Bunk debuts tonight on IFC at 10:30 p.m. Eastern.
In the fall of 2010, I had the chance to see what was a very early version of the show that would evolve into Bunk at the New York Television Festival. That show was called Pointless, and it contained a handful of elements that haven’t made it to the television version—like the conceit that players were rewarded in worthless prizes, such as dinette sets or putting greens—but for the most part it’s what you’re going to see on your TV tonight. Bunk has (slightly) higher production values than that independently produced pilot, but that’s the only real difference. But where I loved Pointless, I’m less enamored of Bunk, even as I think it has all the stuff needed to make a great, weird game show.
The idea behind the show is pretty simple: Three contestants—all comedians—are lined up to participate in a series of ridiculous challenges, overseen by host Kurt Braunohler, who’s got the jocular terror of the game show host down pat. As would be suggested by everybody involved being a comedian, the show is far from a traditional game show and is, instead, something closer to a weird blend of improv comedy sketch show and variety show. The game show elements are largely beside the point, and the scoring is mostly present to give Braunohler something extra to do. Around the edges, various sketch elements, like producer “Gabe” carrying on a not-so-friendly rivalry with Braunohler or the idea of the show’s 15-second timer being broken, necessitating a series of different ways to count off those 15 seconds, creep in. The TV show the series most resembles in this incarnation is probably Whose Line Is It Anyway, but even that’s a bad comparison. For better or worse, Bunk is pretty singular, a product steeped in TV but not really like other TV shows.
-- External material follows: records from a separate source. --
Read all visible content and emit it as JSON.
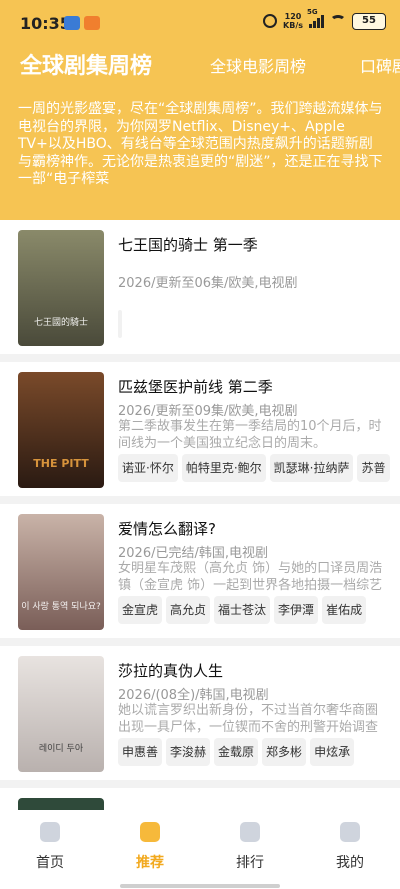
{
  "status_bar": {
    "time": "10:35",
    "net_speed_value": "120",
    "net_speed_unit": "KB/s",
    "network": "5G",
    "battery": "55"
  },
  "tabs": [
    {
      "label": "全球剧集周榜",
      "active": true
    },
    {
      "label": "全球电影周榜",
      "active": false
    },
    {
      "label": "口碑剧",
      "active": false
    }
  ],
  "header": {
    "description": "一周的光影盛宴，尽在“全球剧集周榜”。我们跨越流媒体与电视台的界限，为你网罗Netflix、Disney+、Apple TV+以及HBO、有线台等全球范围内热度飙升的话题新剧与霸榜神作。无论你是热衷追更的“剧迷”，还是正在寻找下一部“电子榨菜"
  },
  "shows": [
    {
      "title": "七王国的骑士 第一季",
      "meta": "2026/更新至06集/欧美,电视剧",
      "description": "",
      "cast": [],
      "poster_caption": "七王國的騎士",
      "poster_colors": [
        "#8a8a6a",
        "#4a4a3a"
      ]
    },
    {
      "title": "匹兹堡医护前线 第二季",
      "meta": "2026/更新至09集/欧美,电视剧",
      "description": "第二季故事发生在第一季结局的10个月后，时间线为一个美国独立纪念日的周末。",
      "cast": [
        "诺亚·怀尔",
        "帕特里克·鲍尔",
        "凯瑟琳·拉纳萨",
        "苏普"
      ],
      "poster_caption": "THE PITT",
      "poster_colors": [
        "#7a4a2a",
        "#2a1a12"
      ]
    },
    {
      "title": "爱情怎么翻译?",
      "meta": "2026/已完结/韩国,电视剧",
      "description": "女明星车茂熙（高允贞 饰）与她的口译员周浩镇（金宣虎 饰）一起到世界各地拍摄一档综艺",
      "cast": [
        "金宣虎",
        "高允贞",
        "福士苍汰",
        "李伊潭",
        "崔佑成"
      ],
      "poster_caption": "이 사랑 통역 되나요?",
      "poster_colors": [
        "#c9b3a8",
        "#7a5e58"
      ]
    },
    {
      "title": "莎拉的真伪人生",
      "meta": "2026/(08全)/韩国,电视剧",
      "description": "她以谎言罗织出新身份，不过当首尔奢华商圈出现一具尸体，一位锲而不舍的刑警开始调查",
      "cast": [
        "申惠善",
        "李浚赫",
        "金载原",
        "郑多彬",
        "申炫承"
      ],
      "poster_caption": "레이디 두아",
      "poster_colors": [
        "#e8e3e0",
        "#b9b1ae"
      ]
    }
  ],
  "nav": [
    {
      "label": "首页",
      "active": false
    },
    {
      "label": "推荐",
      "active": true
    },
    {
      "label": "排行",
      "active": false
    },
    {
      "label": "我的",
      "active": false
    }
  ],
  "colors": {
    "header_bg": "#f6c453",
    "accent": "#f2a91e",
    "card_bg": "#ffffff",
    "page_bg": "#f2f2f2"
  }
}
The problem with things that try to blaze trails like this is that they often have trouble figuring out the right mix of elements to keep things from floating off into space. There’s nothing else on the air like Bunk, so there’s nothing it can turn to in a pinch when it just needs to copy something else. The setup for the show is also extremely dependent on the comedians assembled for each given program and the material for the comedy bits goofing on game shows. For the most part, the series has come up with good panels of comedians both fairly well-known—Ben Garant is in tonight’s episode, while Eugene Mirman is in next week’s—and not as well-known—series co-creator Ethan T. Berlin is the weird, mordant soul of tonight’s episode. Thus, their answers to questions tend to range from mildly amusing to very funny, which is always a good thing.
No, Bunk probably suffers in that it tries too hard to give these comedians “wacky” things to do. One challenge tonight is to draw arms on the Venus de Milo, inspired by the idea of “fear” (a shoutout from the audience). Another bit in tonight’s episode that ends up being kind of a dud involves the contestants pulling out puppies from their booths and then “shaming” the puppies by insulting them or making them feel bad about themselves. It’s filled with forced jocularity, and that’s often when the show feels most hollow—when everybody involved is laughing and laughing, but the jokes just aren’t all that funny. In that respect, the series has the same problem multi-camera sitcoms do (and I rather missed the element that was present in Pointless that suggested all of these characters were trapped in some sort of ninth-circle-of-Hell-produced game show, thus giving things a multi-cam flair).
Fortunately, there are plenty of good bits here and there to keep things rolling along. There’s a lightning round in next week’s episode that’s pretty ingenious, and I like smaller gags, like Braunohler leading the three contestants over to the “station” where they’ll assemble something for one of the challenges, hand-in-hand, like they’re kindergarteners. In general, the simpler the challenge is, the funnier the show is, and when, in next week’s episode, the comedians are asked to assemble a movie pitch via magnets of weird items, the show starts to take flight, just a little bit. There are still so many moving parts that the whole thing can feel a little desperate, but when the show locks in on something, it knows how to get the right amount of laughs.
Bunk isn’t as good as Pointless—or, at least, it’s not as good as my memory of Pointless—but there’s still plenty of fun stuff involved in watching it. There are worse ways to spend a Friday night, and all of the right ingredients are here for a show that could run for years and be very funny for all of them. That there are as many funny bits as there are in these early episodes—when the show’s writers are still figuring out what does and doesn’t work—is a promising notion for the future, and it’s easy to believe that all involved will iron this out into some lean, hilarious comedy by the time the first season is up. If this show sounds appealing to you, then it is very possible this will be your new favorite show. On the other hand, if it sounds irritating, you probably won't have a great time with it. There aren’t any other shows like Bunk on the air, and that’s both a blessing and a curse.